The Joy Factory makes some bold claims in the description of the RainBallet case, stating that it is waterproof and rugged, while maintaining the usability by keeping the camera, microphone and speaker as unobsctructed as possible. The site is careful to note that the case is IPX5 rated. This means that it is water resistant enough to use the term waterproof but that it is really made to resist “jets of water” and is not aimed at being a truly submersible option.
The construction of the RainBallet is commendably solid and beautiful. Waterproof cases have a tendeny to look pretty terrible and be pretty bulky. The RainBallet is neither, with its pleasant smoky translucense and red accents. The detailing is nice as well, with grippy panels that make it easy to hold on to and a rubberized front finish. It even comes with a pleasant looking cinchable wrist strap that has a badge that doubles as a locking tool for the case’s clasps.
The interior of the case features several rubber pads that keep the phone from rubbing up against the plastic and provide shock absorbance. The water-resistance is ensured by an overlapping edge design that features a healthy silicone washer. Once you close the case, you’re presented with three locking clamps that pull the two halves together. It’s all very well done and reminiscent of the underwater housings I have had for my cameras.
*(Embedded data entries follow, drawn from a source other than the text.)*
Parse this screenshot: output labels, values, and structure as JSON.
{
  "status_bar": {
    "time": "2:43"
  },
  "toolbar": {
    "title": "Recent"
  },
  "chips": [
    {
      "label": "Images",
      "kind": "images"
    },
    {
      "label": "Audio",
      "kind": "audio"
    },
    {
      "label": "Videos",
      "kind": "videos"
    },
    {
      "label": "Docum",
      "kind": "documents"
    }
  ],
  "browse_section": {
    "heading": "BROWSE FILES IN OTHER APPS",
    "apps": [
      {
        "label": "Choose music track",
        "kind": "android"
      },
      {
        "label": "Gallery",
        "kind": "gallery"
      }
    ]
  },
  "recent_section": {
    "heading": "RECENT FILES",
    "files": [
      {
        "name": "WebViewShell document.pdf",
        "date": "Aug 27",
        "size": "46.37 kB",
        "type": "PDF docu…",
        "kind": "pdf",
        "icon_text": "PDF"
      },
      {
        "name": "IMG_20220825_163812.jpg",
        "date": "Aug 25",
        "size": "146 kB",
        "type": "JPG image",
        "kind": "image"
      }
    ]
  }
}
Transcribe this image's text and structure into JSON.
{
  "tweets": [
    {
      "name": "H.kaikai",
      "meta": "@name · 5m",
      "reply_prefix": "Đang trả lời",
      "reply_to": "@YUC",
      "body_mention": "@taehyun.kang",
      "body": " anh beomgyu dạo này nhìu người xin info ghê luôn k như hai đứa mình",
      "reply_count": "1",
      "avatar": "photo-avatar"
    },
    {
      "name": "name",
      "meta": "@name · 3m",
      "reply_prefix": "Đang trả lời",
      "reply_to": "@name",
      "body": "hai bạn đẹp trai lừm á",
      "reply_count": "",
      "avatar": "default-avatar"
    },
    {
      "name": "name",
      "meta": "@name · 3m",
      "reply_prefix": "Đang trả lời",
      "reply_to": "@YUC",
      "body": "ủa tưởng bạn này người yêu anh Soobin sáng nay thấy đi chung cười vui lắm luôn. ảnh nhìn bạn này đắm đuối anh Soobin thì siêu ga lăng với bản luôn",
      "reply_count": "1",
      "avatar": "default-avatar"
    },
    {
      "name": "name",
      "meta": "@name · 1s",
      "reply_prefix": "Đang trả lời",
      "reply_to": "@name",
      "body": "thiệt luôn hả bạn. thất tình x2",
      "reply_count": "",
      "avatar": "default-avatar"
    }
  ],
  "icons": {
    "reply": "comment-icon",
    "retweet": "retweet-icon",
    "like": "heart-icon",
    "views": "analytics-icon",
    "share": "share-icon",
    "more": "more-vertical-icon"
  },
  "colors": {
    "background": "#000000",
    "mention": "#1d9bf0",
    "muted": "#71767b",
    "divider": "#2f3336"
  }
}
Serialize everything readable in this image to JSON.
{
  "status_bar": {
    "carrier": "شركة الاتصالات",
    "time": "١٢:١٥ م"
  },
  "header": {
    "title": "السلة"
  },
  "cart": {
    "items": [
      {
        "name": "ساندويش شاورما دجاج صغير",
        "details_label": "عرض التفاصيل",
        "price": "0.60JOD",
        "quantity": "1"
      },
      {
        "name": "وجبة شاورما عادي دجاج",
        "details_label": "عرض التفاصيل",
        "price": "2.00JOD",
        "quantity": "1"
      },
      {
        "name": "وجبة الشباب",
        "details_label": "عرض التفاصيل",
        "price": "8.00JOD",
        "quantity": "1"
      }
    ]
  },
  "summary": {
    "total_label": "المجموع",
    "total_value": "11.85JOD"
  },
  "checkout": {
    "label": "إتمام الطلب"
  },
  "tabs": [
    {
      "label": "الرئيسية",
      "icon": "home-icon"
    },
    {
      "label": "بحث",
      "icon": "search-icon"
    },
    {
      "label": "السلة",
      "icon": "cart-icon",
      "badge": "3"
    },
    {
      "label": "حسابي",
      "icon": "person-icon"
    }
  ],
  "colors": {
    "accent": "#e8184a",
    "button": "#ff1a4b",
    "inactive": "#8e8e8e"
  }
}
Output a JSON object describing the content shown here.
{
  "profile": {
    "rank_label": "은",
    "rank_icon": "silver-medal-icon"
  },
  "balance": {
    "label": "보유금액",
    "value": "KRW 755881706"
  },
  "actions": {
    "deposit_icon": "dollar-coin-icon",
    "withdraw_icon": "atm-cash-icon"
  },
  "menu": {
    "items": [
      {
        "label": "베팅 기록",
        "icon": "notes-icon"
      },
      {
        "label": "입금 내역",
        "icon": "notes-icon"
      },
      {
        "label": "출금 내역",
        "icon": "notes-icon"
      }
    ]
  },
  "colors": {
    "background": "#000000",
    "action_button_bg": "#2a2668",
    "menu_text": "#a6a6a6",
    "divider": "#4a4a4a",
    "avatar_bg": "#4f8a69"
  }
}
Because the top and sides of the case have no access to buttons, you’re not going to be able to use the mute switch, power button or volume buttons. This may limit how long you’re able to keep the case on without getting annoyed. Just make sure to set a short timeout on your auto-lock and you’ll probably be ok.
The screen is covered by a plastic pane which allows touch sensitivity throuh it. The touch works fine, although you have to get a bit stabby and insistent with your fingers. It’s not going to be great for touch gaming or anything but you should be able to shoot pictures and answer phone calls just fine.
There isn’t a lot of overlap on the edges though, which can tend to make one nervous. I would have much rather seen a double walled chamber that would force any water to go around the seal, up, back down and past the seal again to get inside. Regardless, however, the case worked like a charm.
I put it through mostly casual testing in the pool by submerging it and holding it at the bottom of the pool for a while, which goes above and beyond its classification of ‘splash protection’. I let other people play with the phone in the RainBallet while splashing around in the pool and shot some video and still images while I was at it.
Never did even a drop make it past the seal, altogether very solid performance.
Another thing that The Joy Factory touts about the RainBallet is the performance of the camera and microphones while inside the case, something that is normally a major issue with housings. The video and still images I shot through the case had superb image quality, making it almost impossible to tell that you’re shooting from inside a case.
Despite the thin membranes that the RainBallet features, the sound was still relatively muffled, at least coming in. I was able to hear callers through the case fairly easily although they had issues hearing me. The sound on the video I shot, which you can see above, is fairly decent.
Overall I found the construction of the RainBallet to be solid and not incredibly bulky. It’s an excellent case to take to the pool or beach and would make a good option for anyone looking to protect their phone without having to shove it into a large, ugly case. The lack of access to the power button is a bit of a bummer and makes this a bit less of a general purpose case and more of a ‘special occasions’ offering.